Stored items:
>>

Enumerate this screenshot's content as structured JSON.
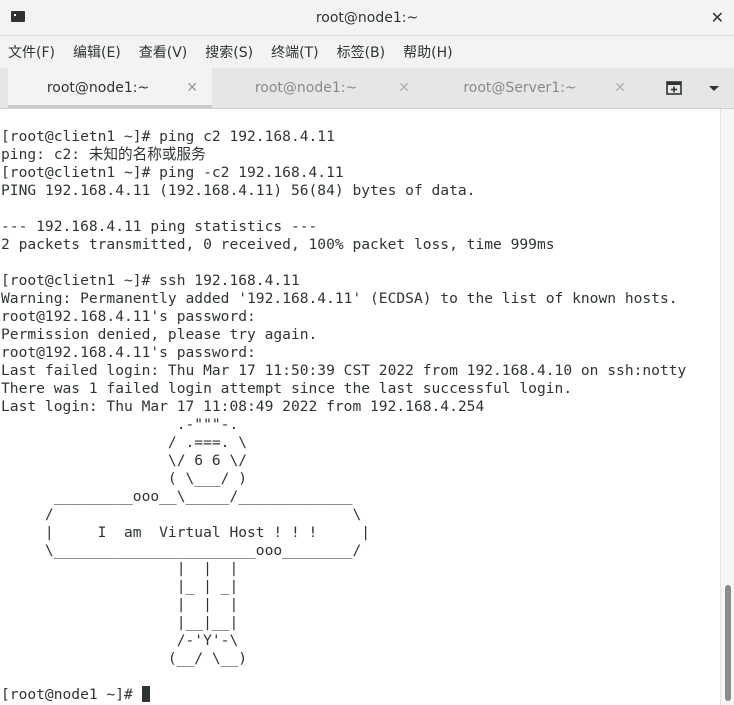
{
  "window": {
    "title": "root@node1:~",
    "close_glyph": "✕"
  },
  "menu": {
    "items": [
      "文件(F)",
      "编辑(E)",
      "查看(V)",
      "搜索(S)",
      "终端(T)",
      "标签(B)",
      "帮助(H)"
    ]
  },
  "tabs": [
    {
      "label": "root@node1:~",
      "active": true
    },
    {
      "label": "root@node1:~",
      "active": false
    },
    {
      "label": "root@Server1:~",
      "active": false
    }
  ],
  "tab_close_glyph": "✕",
  "terminal": {
    "lines": [
      "[root@clietn1 ~]# ping c2 192.168.4.11",
      "ping: c2: 未知的名称或服务",
      "[root@clietn1 ~]# ping -c2 192.168.4.11",
      "PING 192.168.4.11 (192.168.4.11) 56(84) bytes of data.",
      "",
      "--- 192.168.4.11 ping statistics ---",
      "2 packets transmitted, 0 received, 100% packet loss, time 999ms",
      "",
      "[root@clietn1 ~]# ssh 192.168.4.11",
      "Warning: Permanently added '192.168.4.11' (ECDSA) to the list of known hosts.",
      "root@192.168.4.11's password:",
      "Permission denied, please try again.",
      "root@192.168.4.11's password:",
      "Last failed login: Thu Mar 17 11:50:39 CST 2022 from 192.168.4.10 on ssh:notty",
      "There was 1 failed login attempt since the last successful login.",
      "Last login: Thu Mar 17 11:08:49 2022 from 192.168.4.254",
      "                    .-\"\"\"-.",
      "                   / .===. \\",
      "                   \\/ 6 6 \\/",
      "                   ( \\___/ )",
      "      _________ooo__\\_____/_____________",
      "     /                                  \\",
      "     |     I  am  Virtual Host ! ! !     |",
      "     \\_______________________ooo________/",
      "                    |  |  |",
      "                    |_ | _|",
      "                    |  |  |",
      "                    |__|__|",
      "                    /-'Y'-\\",
      "                   (__/ \\__)"
    ],
    "prompt": "[root@node1 ~]# "
  },
  "scrollbar": {
    "position_fraction": 0.8,
    "visible_fraction": 0.2
  }
}
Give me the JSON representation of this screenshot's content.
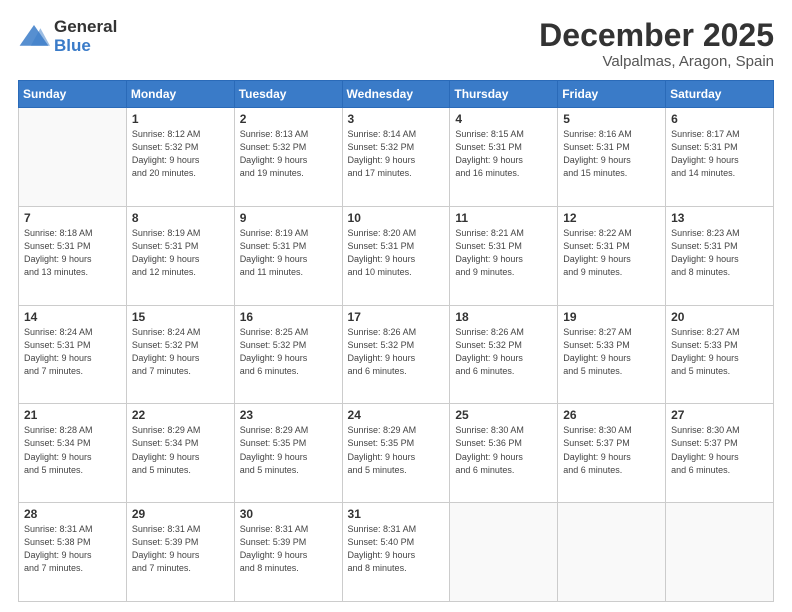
{
  "logo": {
    "general": "General",
    "blue": "Blue"
  },
  "title": {
    "month": "December 2025",
    "location": "Valpalmas, Aragon, Spain"
  },
  "weekdays": [
    "Sunday",
    "Monday",
    "Tuesday",
    "Wednesday",
    "Thursday",
    "Friday",
    "Saturday"
  ],
  "weeks": [
    [
      {
        "day": "",
        "info": ""
      },
      {
        "day": "1",
        "info": "Sunrise: 8:12 AM\nSunset: 5:32 PM\nDaylight: 9 hours\nand 20 minutes."
      },
      {
        "day": "2",
        "info": "Sunrise: 8:13 AM\nSunset: 5:32 PM\nDaylight: 9 hours\nand 19 minutes."
      },
      {
        "day": "3",
        "info": "Sunrise: 8:14 AM\nSunset: 5:32 PM\nDaylight: 9 hours\nand 17 minutes."
      },
      {
        "day": "4",
        "info": "Sunrise: 8:15 AM\nSunset: 5:31 PM\nDaylight: 9 hours\nand 16 minutes."
      },
      {
        "day": "5",
        "info": "Sunrise: 8:16 AM\nSunset: 5:31 PM\nDaylight: 9 hours\nand 15 minutes."
      },
      {
        "day": "6",
        "info": "Sunrise: 8:17 AM\nSunset: 5:31 PM\nDaylight: 9 hours\nand 14 minutes."
      }
    ],
    [
      {
        "day": "7",
        "info": "Sunrise: 8:18 AM\nSunset: 5:31 PM\nDaylight: 9 hours\nand 13 minutes."
      },
      {
        "day": "8",
        "info": "Sunrise: 8:19 AM\nSunset: 5:31 PM\nDaylight: 9 hours\nand 12 minutes."
      },
      {
        "day": "9",
        "info": "Sunrise: 8:19 AM\nSunset: 5:31 PM\nDaylight: 9 hours\nand 11 minutes."
      },
      {
        "day": "10",
        "info": "Sunrise: 8:20 AM\nSunset: 5:31 PM\nDaylight: 9 hours\nand 10 minutes."
      },
      {
        "day": "11",
        "info": "Sunrise: 8:21 AM\nSunset: 5:31 PM\nDaylight: 9 hours\nand 9 minutes."
      },
      {
        "day": "12",
        "info": "Sunrise: 8:22 AM\nSunset: 5:31 PM\nDaylight: 9 hours\nand 9 minutes."
      },
      {
        "day": "13",
        "info": "Sunrise: 8:23 AM\nSunset: 5:31 PM\nDaylight: 9 hours\nand 8 minutes."
      }
    ],
    [
      {
        "day": "14",
        "info": "Sunrise: 8:24 AM\nSunset: 5:31 PM\nDaylight: 9 hours\nand 7 minutes."
      },
      {
        "day": "15",
        "info": "Sunrise: 8:24 AM\nSunset: 5:32 PM\nDaylight: 9 hours\nand 7 minutes."
      },
      {
        "day": "16",
        "info": "Sunrise: 8:25 AM\nSunset: 5:32 PM\nDaylight: 9 hours\nand 6 minutes."
      },
      {
        "day": "17",
        "info": "Sunrise: 8:26 AM\nSunset: 5:32 PM\nDaylight: 9 hours\nand 6 minutes."
      },
      {
        "day": "18",
        "info": "Sunrise: 8:26 AM\nSunset: 5:32 PM\nDaylight: 9 hours\nand 6 minutes."
      },
      {
        "day": "19",
        "info": "Sunrise: 8:27 AM\nSunset: 5:33 PM\nDaylight: 9 hours\nand 5 minutes."
      },
      {
        "day": "20",
        "info": "Sunrise: 8:27 AM\nSunset: 5:33 PM\nDaylight: 9 hours\nand 5 minutes."
      }
    ],
    [
      {
        "day": "21",
        "info": "Sunrise: 8:28 AM\nSunset: 5:34 PM\nDaylight: 9 hours\nand 5 minutes."
      },
      {
        "day": "22",
        "info": "Sunrise: 8:29 AM\nSunset: 5:34 PM\nDaylight: 9 hours\nand 5 minutes."
      },
      {
        "day": "23",
        "info": "Sunrise: 8:29 AM\nSunset: 5:35 PM\nDaylight: 9 hours\nand 5 minutes."
      },
      {
        "day": "24",
        "info": "Sunrise: 8:29 AM\nSunset: 5:35 PM\nDaylight: 9 hours\nand 5 minutes."
      },
      {
        "day": "25",
        "info": "Sunrise: 8:30 AM\nSunset: 5:36 PM\nDaylight: 9 hours\nand 6 minutes."
      },
      {
        "day": "26",
        "info": "Sunrise: 8:30 AM\nSunset: 5:37 PM\nDaylight: 9 hours\nand 6 minutes."
      },
      {
        "day": "27",
        "info": "Sunrise: 8:30 AM\nSunset: 5:37 PM\nDaylight: 9 hours\nand 6 minutes."
      }
    ],
    [
      {
        "day": "28",
        "info": "Sunrise: 8:31 AM\nSunset: 5:38 PM\nDaylight: 9 hours\nand 7 minutes."
      },
      {
        "day": "29",
        "info": "Sunrise: 8:31 AM\nSunset: 5:39 PM\nDaylight: 9 hours\nand 7 minutes."
      },
      {
        "day": "30",
        "info": "Sunrise: 8:31 AM\nSunset: 5:39 PM\nDaylight: 9 hours\nand 8 minutes."
      },
      {
        "day": "31",
        "info": "Sunrise: 8:31 AM\nSunset: 5:40 PM\nDaylight: 9 hours\nand 8 minutes."
      },
      {
        "day": "",
        "info": ""
      },
      {
        "day": "",
        "info": ""
      },
      {
        "day": "",
        "info": ""
      }
    ]
  ]
}
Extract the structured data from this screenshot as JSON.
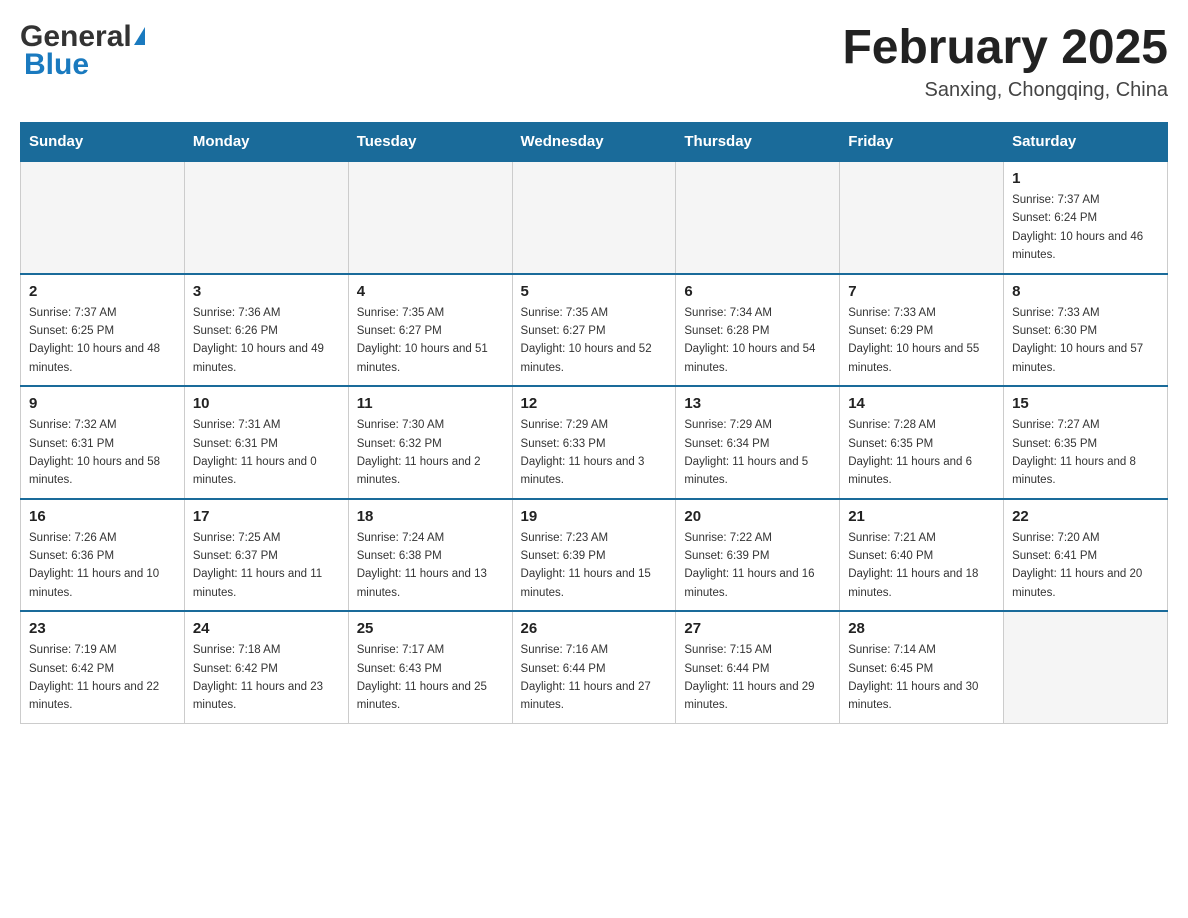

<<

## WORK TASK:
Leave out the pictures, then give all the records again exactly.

## TASK RESPONSE:
Enumerate this screenshot's content as structured JSON.
{
  "window": {
    "title": "root@node1:~",
    "close_glyph": "✕"
  },
  "menu": {
    "items": [
      "文件(F)",
      "编辑(E)",
      "查看(V)",
      "搜索(S)",
      "终端(T)",
      "标签(B)",
      "帮助(H)"
    ]
  },
  "tabs": [
    {
      "label": "root@node1:~",
      "active": true
    },
    {
      "label": "root@node1:~",
      "active": false
    },
    {
      "label": "root@Server1:~",
      "active": false
    }
  ],
  "tab_close_glyph": "✕",
  "terminal": {
    "lines": [
      "[root@clietn1 ~]# ping c2 192.168.4.11",
      "ping: c2: 未知的名称或服务",
      "[root@clietn1 ~]# ping -c2 192.168.4.11",
      "PING 192.168.4.11 (192.168.4.11) 56(84) bytes of data.",
      "",
      "--- 192.168.4.11 ping statistics ---",
      "2 packets transmitted, 0 received, 100% packet loss, time 999ms",
      "",
      "[root@clietn1 ~]# ssh 192.168.4.11",
      "Warning: Permanently added '192.168.4.11' (ECDSA) to the list of known hosts.",
      "root@192.168.4.11's password:",
      "Permission denied, please try again.",
      "root@192.168.4.11's password:",
      "Last failed login: Thu Mar 17 11:50:39 CST 2022 from 192.168.4.10 on ssh:notty",
      "There was 1 failed login attempt since the last successful login.",
      "Last login: Thu Mar 17 11:08:49 2022 from 192.168.4.254",
      "                    .-\"\"\"-.",
      "                   / .===. \\",
      "                   \\/ 6 6 \\/",
      "                   ( \\___/ )",
      "      _________ooo__\\_____/_____________",
      "     /                                  \\",
      "     |     I  am  Virtual Host ! ! !     |",
      "     \\_______________________ooo________/",
      "                    |  |  |",
      "                    |_ | _|",
      "                    |  |  |",
      "                    |__|__|",
      "                    /-'Y'-\\",
      "                   (__/ \\__)"
    ],
    "prompt": "[root@node1 ~]# "
  },
  "scrollbar": {
    "position_fraction": 0.8,
    "visible_fraction": 0.2
  }
}
Give me the JSON representation of this screenshot's content.
{
  "logo": {
    "general": "General",
    "blue": "Blue"
  },
  "title": {
    "month": "December 2025",
    "location": "Valpalmas, Aragon, Spain"
  },
  "weekdays": [
    "Sunday",
    "Monday",
    "Tuesday",
    "Wednesday",
    "Thursday",
    "Friday",
    "Saturday"
  ],
  "weeks": [
    [
      {
        "day": "",
        "info": ""
      },
      {
        "day": "1",
        "info": "Sunrise: 8:12 AM\nSunset: 5:32 PM\nDaylight: 9 hours\nand 20 minutes."
      },
      {
        "day": "2",
        "info": "Sunrise: 8:13 AM\nSunset: 5:32 PM\nDaylight: 9 hours\nand 19 minutes."
      },
      {
        "day": "3",
        "info": "Sunrise: 8:14 AM\nSunset: 5:32 PM\nDaylight: 9 hours\nand 17 minutes."
      },
      {
        "day": "4",
        "info": "Sunrise: 8:15 AM\nSunset: 5:31 PM\nDaylight: 9 hours\nand 16 minutes."
      },
      {
        "day": "5",
        "info": "Sunrise: 8:16 AM\nSunset: 5:31 PM\nDaylight: 9 hours\nand 15 minutes."
      },
      {
        "day": "6",
        "info": "Sunrise: 8:17 AM\nSunset: 5:31 PM\nDaylight: 9 hours\nand 14 minutes."
      }
    ],
    [
      {
        "day": "7",
        "info": "Sunrise: 8:18 AM\nSunset: 5:31 PM\nDaylight: 9 hours\nand 13 minutes."
      },
      {
        "day": "8",
        "info": "Sunrise: 8:19 AM\nSunset: 5:31 PM\nDaylight: 9 hours\nand 12 minutes."
      },
      {
        "day": "9",
        "info": "Sunrise: 8:19 AM\nSunset: 5:31 PM\nDaylight: 9 hours\nand 11 minutes."
      },
      {
        "day": "10",
        "info": "Sunrise: 8:20 AM\nSunset: 5:31 PM\nDaylight: 9 hours\nand 10 minutes."
      },
      {
        "day": "11",
        "info": "Sunrise: 8:21 AM\nSunset: 5:31 PM\nDaylight: 9 hours\nand 9 minutes."
      },
      {
        "day": "12",
        "info": "Sunrise: 8:22 AM\nSunset: 5:31 PM\nDaylight: 9 hours\nand 9 minutes."
      },
      {
        "day": "13",
        "info": "Sunrise: 8:23 AM\nSunset: 5:31 PM\nDaylight: 9 hours\nand 8 minutes."
      }
    ],
    [
      {
        "day": "14",
        "info": "Sunrise: 8:24 AM\nSunset: 5:31 PM\nDaylight: 9 hours\nand 7 minutes."
      },
      {
        "day": "15",
        "info": "Sunrise: 8:24 AM\nSunset: 5:32 PM\nDaylight: 9 hours\nand 7 minutes."
      },
      {
        "day": "16",
        "info": "Sunrise: 8:25 AM\nSunset: 5:32 PM\nDaylight: 9 hours\nand 6 minutes."
      },
      {
        "day": "17",
        "info": "Sunrise: 8:26 AM\nSunset: 5:32 PM\nDaylight: 9 hours\nand 6 minutes."
      },
      {
        "day": "18",
        "info": "Sunrise: 8:26 AM\nSunset: 5:32 PM\nDaylight: 9 hours\nand 6 minutes."
      },
      {
        "day": "19",
        "info": "Sunrise: 8:27 AM\nSunset: 5:33 PM\nDaylight: 9 hours\nand 5 minutes."
      },
      {
        "day": "20",
        "info": "Sunrise: 8:27 AM\nSunset: 5:33 PM\nDaylight: 9 hours\nand 5 minutes."
      }
    ],
    [
      {
        "day": "21",
        "info": "Sunrise: 8:28 AM\nSunset: 5:34 PM\nDaylight: 9 hours\nand 5 minutes."
      },
      {
        "day": "22",
        "info": "Sunrise: 8:29 AM\nSunset: 5:34 PM\nDaylight: 9 hours\nand 5 minutes."
      },
      {
        "day": "23",
        "info": "Sunrise: 8:29 AM\nSunset: 5:35 PM\nDaylight: 9 hours\nand 5 minutes."
      },
      {
        "day": "24",
        "info": "Sunrise: 8:29 AM\nSunset: 5:35 PM\nDaylight: 9 hours\nand 5 minutes."
      },
      {
        "day": "25",
        "info": "Sunrise: 8:30 AM\nSunset: 5:36 PM\nDaylight: 9 hours\nand 6 minutes."
      },
      {
        "day": "26",
        "info": "Sunrise: 8:30 AM\nSunset: 5:37 PM\nDaylight: 9 hours\nand 6 minutes."
      },
      {
        "day": "27",
        "info": "Sunrise: 8:30 AM\nSunset: 5:37 PM\nDaylight: 9 hours\nand 6 minutes."
      }
    ],
    [
      {
        "day": "28",
        "info": "Sunrise: 8:31 AM\nSunset: 5:38 PM\nDaylight: 9 hours\nand 7 minutes."
      },
      {
        "day": "29",
        "info": "Sunrise: 8:31 AM\nSunset: 5:39 PM\nDaylight: 9 hours\nand 7 minutes."
      },
      {
        "day": "30",
        "info": "Sunrise: 8:31 AM\nSunset: 5:39 PM\nDaylight: 9 hours\nand 8 minutes."
      },
      {
        "day": "31",
        "info": "Sunrise: 8:31 AM\nSunset: 5:40 PM\nDaylight: 9 hours\nand 8 minutes."
      },
      {
        "day": "",
        "info": ""
      },
      {
        "day": "",
        "info": ""
      },
      {
        "day": "",
        "info": ""
      }
    ]
  ]
}
Extract the structured data from this screenshot as JSON.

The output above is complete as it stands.